As the standard becomes more widely known and used, personnel in fire prevention and boiler safety are recognizing the interdependence of a boiler's pressure and fuel-firing apparatuses. Expanding use of CSD-1 is improving safety of boilers and pressure vessels through better inspection, greatly reducing risk to the public.
But prevention of carbon monoxide poisoning doesn't stop with the appropriate inspection of boilers and pressure vessels. Proper care, testing, and maintenance of the equipment is vital to its safe operation. Due to budgetary constraints, public buildings such as schools and churches are often forced to forgo training for their boiler maintenance personnel. Other times, management simply does not recognize the need for training of operation and maintenance personnel in this extremely vital area. The risk to the people who enter these buildings every day greatly outweighs the nominal cost of training.
In its training efforts, the National Board has included instruction on boiler fuel-firing apparatus and combustion-side controls in its Inservice Inspection Seminar (ISI), presented in a jurisdiction by request of its chief inspector. These portions of the seminar ensure the boiler inspector understands the basics of the equipment and the importance of safe operation. In addition, the seminar offers a jurisdiction's chief inspector the opportunity to invite operators/maintainers/owners and service organizations, in an effort to improve the safety of the general public within that jurisdiction. But this is a small effort. More must be done in this area.
With trained personnel, proper maintenance, and inspection of the boiler or pressure vessel as a complete unit, carbon monoxide poisoning will not continue to be the deadly problem it is. Just as the venting system is the often-blamed symptom of a larger problem, so is the carbon monoxide emission indicative of a lack of the proper care a boiler requires.

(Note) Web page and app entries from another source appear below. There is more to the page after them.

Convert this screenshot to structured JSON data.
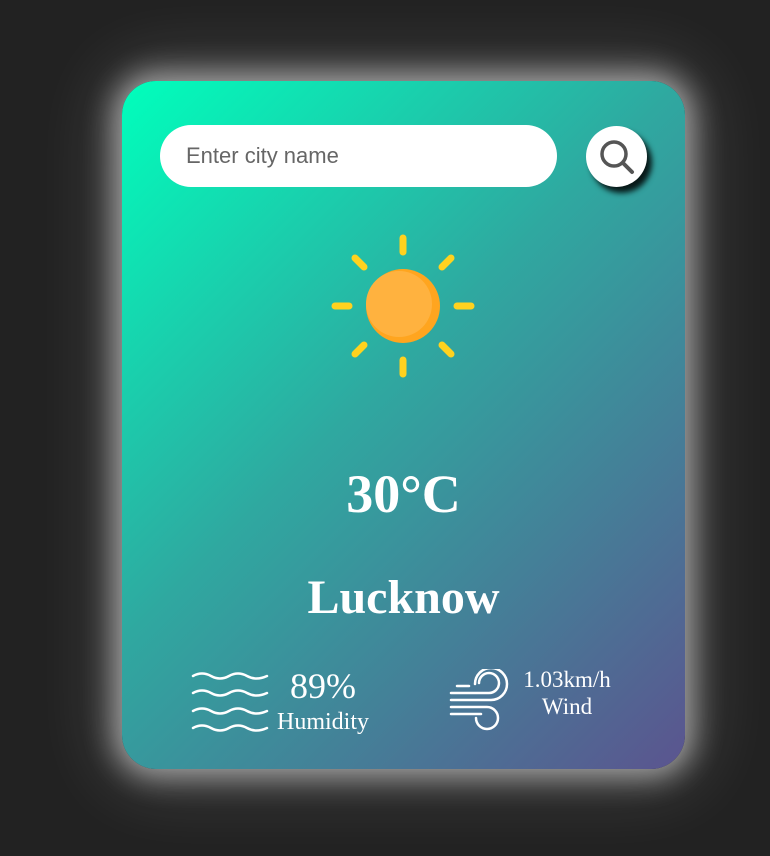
{
  "search": {
    "placeholder": "Enter city name",
    "value": "",
    "button_icon": "search-icon"
  },
  "weather": {
    "icon": "sun-icon",
    "temperature": "30°C",
    "city": "Lucknow"
  },
  "details": {
    "humidity": {
      "icon": "humidity-waves-icon",
      "value": "89%",
      "label": "Humidity"
    },
    "wind": {
      "icon": "wind-icon",
      "value": "1.03km/h",
      "label": "Wind"
    }
  },
  "colors": {
    "gradient_start": "#00ffbc",
    "gradient_end": "#5b548f",
    "sun_core": "#ffb13b",
    "sun_rays": "#ffd21f",
    "text": "#ffffff"
  }
}
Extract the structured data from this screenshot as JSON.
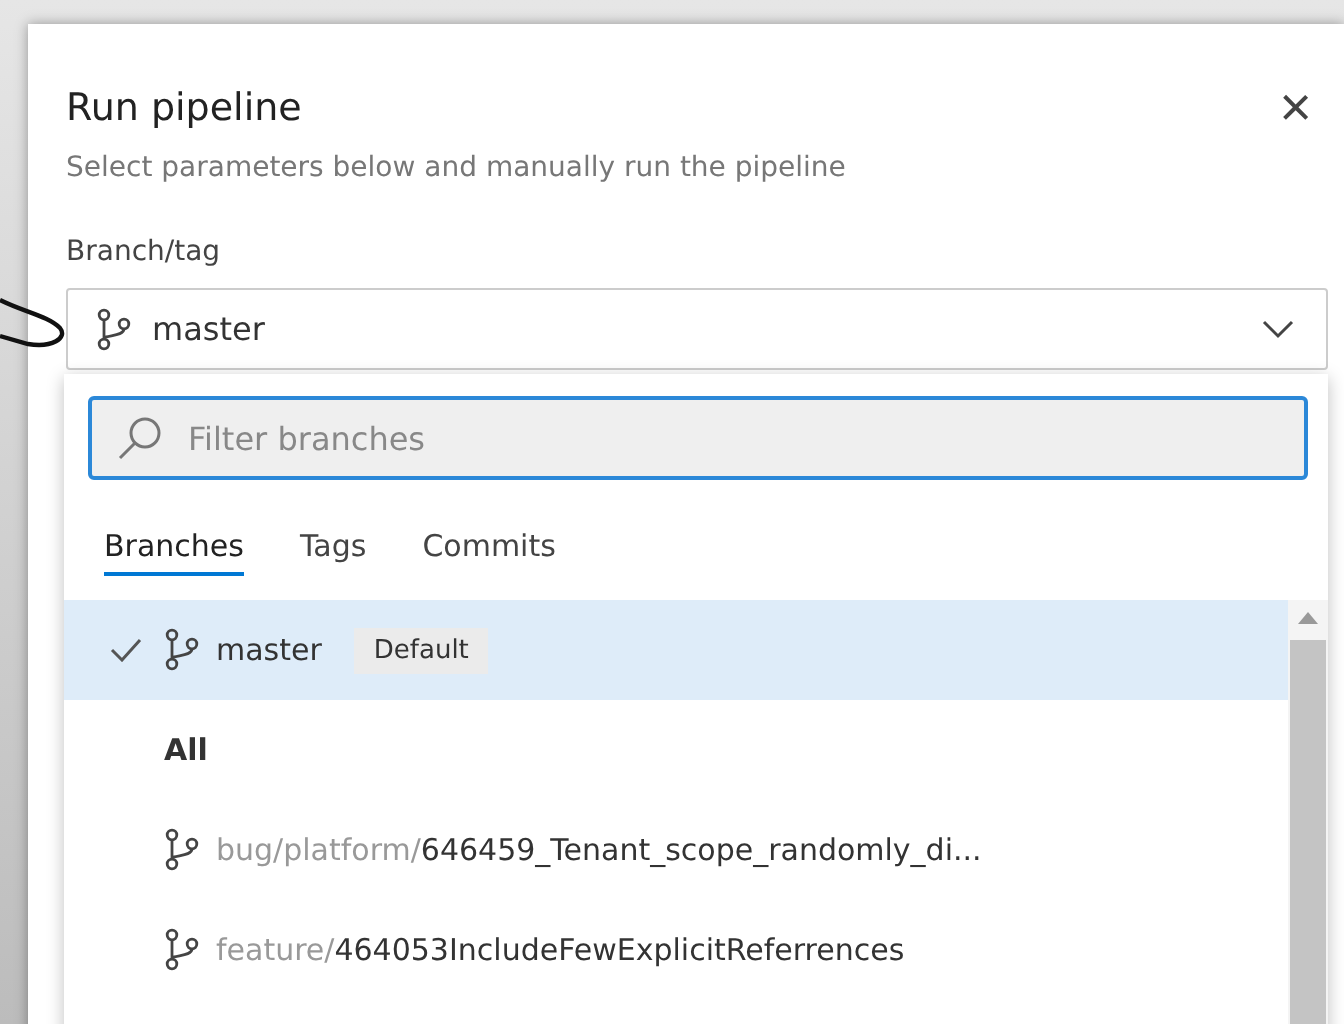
{
  "dialog": {
    "title": "Run pipeline",
    "subtitle": "Select parameters below and manually run the pipeline",
    "close": "×"
  },
  "branch_field": {
    "label": "Branch/tag",
    "value": "master"
  },
  "dropdown": {
    "filter": {
      "placeholder": "Filter branches"
    },
    "tabs": [
      {
        "label": "Branches",
        "selected": true
      },
      {
        "label": "Tags",
        "selected": false
      },
      {
        "label": "Commits",
        "selected": false
      }
    ],
    "items": [
      {
        "kind": "branch",
        "name": "master",
        "badge": "Default",
        "selected": true
      },
      {
        "kind": "header",
        "name": "All",
        "selected": false
      },
      {
        "kind": "branch",
        "prefix": "bug/platform/",
        "name": "646459_Tenant_scope_randomly_di...",
        "selected": false
      },
      {
        "kind": "branch",
        "prefix": "feature/",
        "name": "464053IncludeFewExplicitReferrences",
        "selected": false
      }
    ]
  }
}
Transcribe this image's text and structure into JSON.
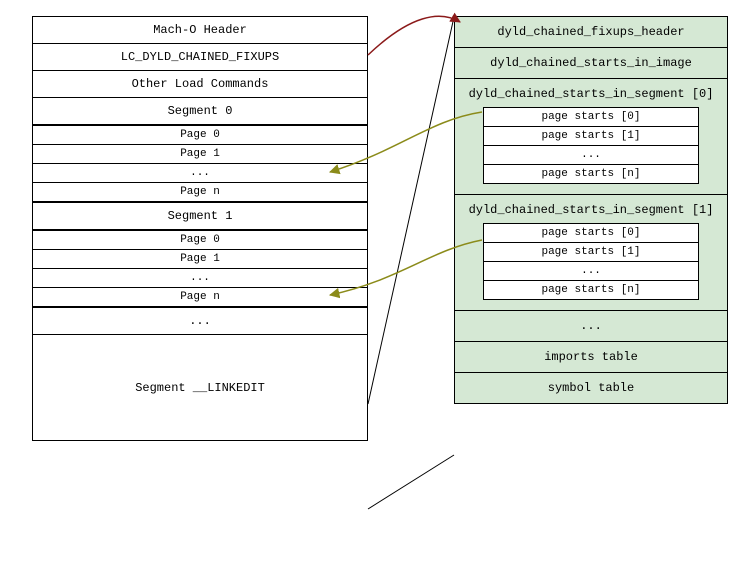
{
  "left": {
    "header": "Mach-O Header",
    "lc": "LC_DYLD_CHAINED_FIXUPS",
    "other": "Other Load Commands",
    "segments": [
      {
        "label": "Segment 0",
        "pages": [
          "Page 0",
          "Page 1",
          "...",
          "Page n"
        ]
      },
      {
        "label": "Segment 1",
        "pages": [
          "Page 0",
          "Page 1",
          "...",
          "Page n"
        ]
      }
    ],
    "ellipsis": "...",
    "linkedit": "Segment __LINKEDIT"
  },
  "right": {
    "header": "dyld_chained_fixups_header",
    "starts_in_image": "dyld_chained_starts_in_image",
    "segments": [
      {
        "label": "dyld_chained_starts_in_segment [0]",
        "pages": [
          "page starts [0]",
          "page starts [1]",
          "...",
          "page starts [n]"
        ]
      },
      {
        "label": "dyld_chained_starts_in_segment [1]",
        "pages": [
          "page starts [0]",
          "page starts [1]",
          "...",
          "page starts [n]"
        ]
      }
    ],
    "ellipsis": "...",
    "imports": "imports table",
    "symbols": "symbol table"
  },
  "colors": {
    "greenFill": "#d5e8d4",
    "arrowRed": "#8B1A1A",
    "arrowOlive": "#8B8B1A",
    "black": "#000000"
  }
}
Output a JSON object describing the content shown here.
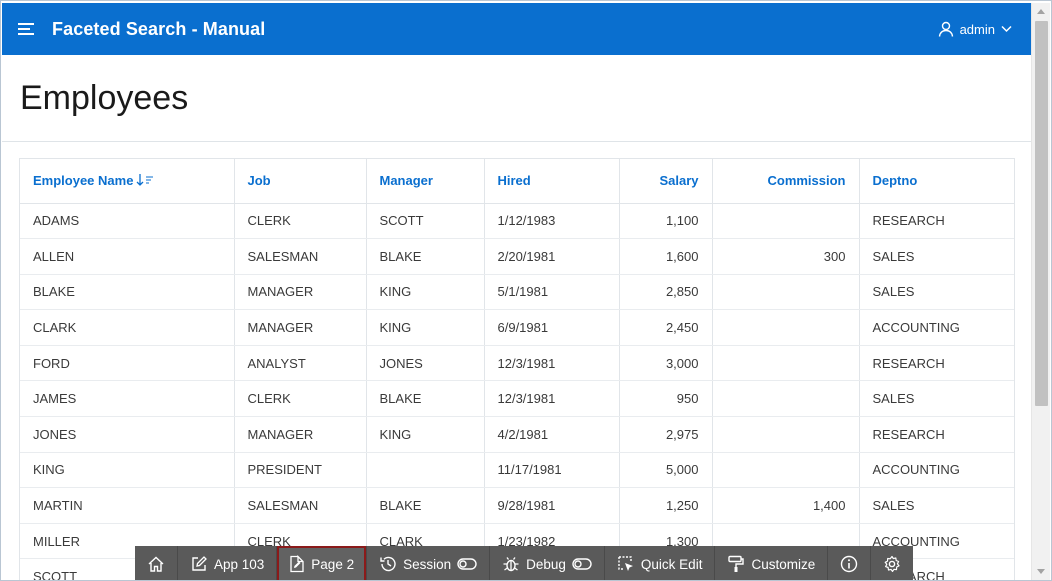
{
  "header": {
    "app_title": "Faceted Search - Manual",
    "user_name": "admin"
  },
  "page": {
    "title": "Employees"
  },
  "report": {
    "columns": [
      "Employee Name",
      "Job",
      "Manager",
      "Hired",
      "Salary",
      "Commission",
      "Deptno"
    ],
    "rows": [
      [
        "ADAMS",
        "CLERK",
        "SCOTT",
        "1/12/1983",
        "1,100",
        "",
        "RESEARCH"
      ],
      [
        "ALLEN",
        "SALESMAN",
        "BLAKE",
        "2/20/1981",
        "1,600",
        "300",
        "SALES"
      ],
      [
        "BLAKE",
        "MANAGER",
        "KING",
        "5/1/1981",
        "2,850",
        "",
        "SALES"
      ],
      [
        "CLARK",
        "MANAGER",
        "KING",
        "6/9/1981",
        "2,450",
        "",
        "ACCOUNTING"
      ],
      [
        "FORD",
        "ANALYST",
        "JONES",
        "12/3/1981",
        "3,000",
        "",
        "RESEARCH"
      ],
      [
        "JAMES",
        "CLERK",
        "BLAKE",
        "12/3/1981",
        "950",
        "",
        "SALES"
      ],
      [
        "JONES",
        "MANAGER",
        "KING",
        "4/2/1981",
        "2,975",
        "",
        "RESEARCH"
      ],
      [
        "KING",
        "PRESIDENT",
        "",
        "11/17/1981",
        "5,000",
        "",
        "ACCOUNTING"
      ],
      [
        "MARTIN",
        "SALESMAN",
        "BLAKE",
        "9/28/1981",
        "1,250",
        "1,400",
        "SALES"
      ],
      [
        "MILLER",
        "CLERK",
        "CLARK",
        "1/23/1982",
        "1,300",
        "",
        "ACCOUNTING"
      ],
      [
        "SCOTT",
        "",
        "",
        "",
        "",
        "",
        "RESEARCH"
      ]
    ]
  },
  "devbar": {
    "app_label": "App 103",
    "page_label": "Page 2",
    "session_label": "Session",
    "debug_label": "Debug",
    "quick_edit_label": "Quick Edit",
    "customize_label": "Customize"
  },
  "colors": {
    "header_bg": "#0a6fcf",
    "link": "#0a6fcf",
    "devbar_bg": "#5a5a5a",
    "active_outline": "#8b1a1a"
  }
}
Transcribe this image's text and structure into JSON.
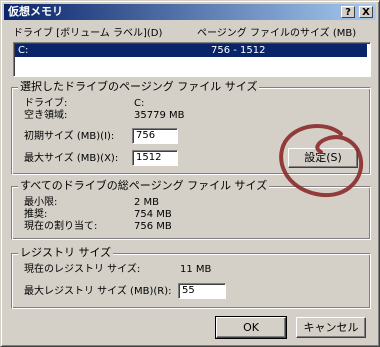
{
  "window": {
    "title": "仮想メモリ",
    "help_btn": "?",
    "close_btn": "X"
  },
  "drive_list": {
    "header_drive": "ドライブ  [ボリューム ラベル](D)",
    "header_size": "ページング ファイルのサイズ (MB)",
    "rows": [
      {
        "drive": "C:",
        "size": "756 - 1512"
      }
    ]
  },
  "selected_drive": {
    "title": "選択したドライブのページング ファイル サイズ",
    "drive_label": "ドライブ:",
    "drive_value": "C:",
    "free_label": "空き領域:",
    "free_value": "35779 MB",
    "initial_label": "初期サイズ (MB)(I):",
    "initial_value": "756",
    "max_label": "最大サイズ (MB)(X):",
    "max_value": "1512",
    "set_button": "設定(S)"
  },
  "all_drives": {
    "title": "すべてのドライブの総ページング ファイル サイズ",
    "min_label": "最小限:",
    "min_value": "2 MB",
    "rec_label": "推奨:",
    "rec_value": "754 MB",
    "cur_label": "現在の割り当て:",
    "cur_value": "756 MB"
  },
  "registry": {
    "title": "レジストリ サイズ",
    "current_label": "現在のレジストリ サイズ:",
    "current_value": "11 MB",
    "max_label": "最大レジストリ サイズ (MB)(R):",
    "max_value": "55"
  },
  "buttons": {
    "ok": "OK",
    "cancel": "キャンセル"
  },
  "colors": {
    "dialog_bg": "#d4d0c8",
    "title_start": "#0a246a",
    "title_end": "#a6caf0",
    "scribble": "#8b2a2a"
  }
}
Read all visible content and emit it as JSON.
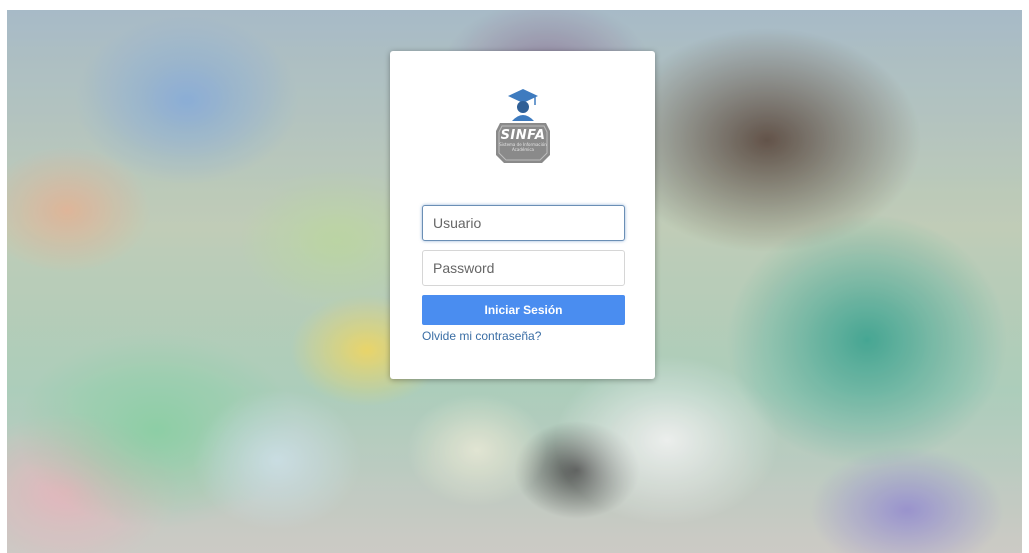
{
  "login": {
    "logo_text": "SINFA",
    "logo_caption": "Sistema de Información Académica",
    "username_placeholder": "Usuario",
    "password_placeholder": "Password",
    "submit_label": "Iniciar Sesión",
    "forgot_label": "Olvide mi contraseña?"
  },
  "colors": {
    "button": "#4a8df0",
    "link": "#3a6ea5",
    "logo_gray": "#8a8a8a",
    "logo_blue": "#3e7bbf"
  }
}
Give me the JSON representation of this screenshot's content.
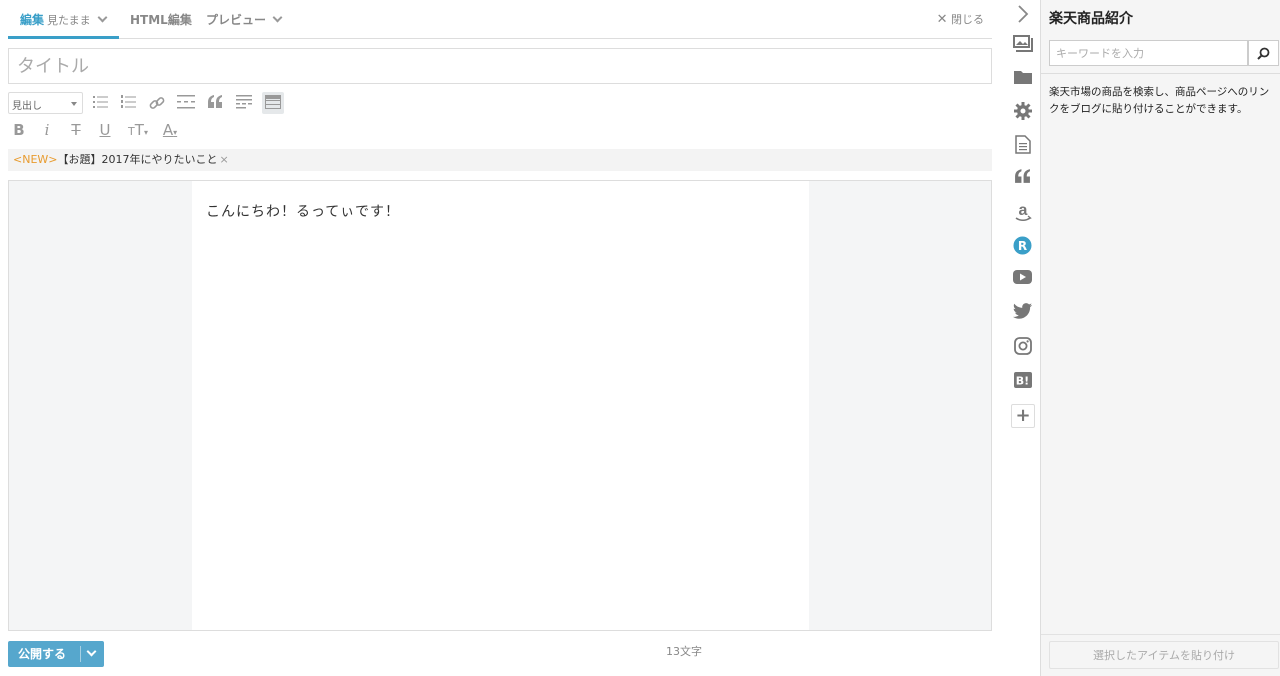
{
  "tabs": {
    "edit_label": "編集",
    "edit_mode": "見たまま",
    "html_label": "HTML編集",
    "preview_label": "プレビュー",
    "close_label": "閉じる"
  },
  "title_input": {
    "placeholder": "タイトル",
    "value": ""
  },
  "toolbar": {
    "heading_select": "見出し"
  },
  "tag": {
    "new_label": "<NEW>",
    "text": "【お題】2017年にやりたいこと",
    "remove": "×"
  },
  "content": {
    "text": "こんにちわ！るってぃです！"
  },
  "footer": {
    "publish_label": "公開する",
    "char_count": "13文字"
  },
  "panel": {
    "title": "楽天商品紹介",
    "search_placeholder": "キーワードを入力",
    "description": "楽天市場の商品を検索し、商品ページへのリンクをブログに貼り付けることができます。",
    "paste_label": "選択したアイテムを貼り付け"
  },
  "sidebar_icons": [
    "collapse-icon",
    "photo-icon",
    "folder-icon",
    "gear-icon",
    "document-icon",
    "quote-icon",
    "amazon-icon",
    "rakuten-icon",
    "youtube-icon",
    "twitter-icon",
    "instagram-icon",
    "hatena-bookmark-icon",
    "plus-icon"
  ],
  "colors": {
    "accent": "#3a9fc8",
    "publish": "#56a7cd",
    "new_tag": "#e89b2e",
    "rakuten": "#3a9fc8",
    "icon": "#777777"
  }
}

Editor's note: Some ASME Boiler and Pressure Vessel Code requirements may have changed because of advances in material technology and/or actual experience. The reader is cautioned to refer to the latest edition of the ASME Boiler and Pressure Vessel Code for current requirements.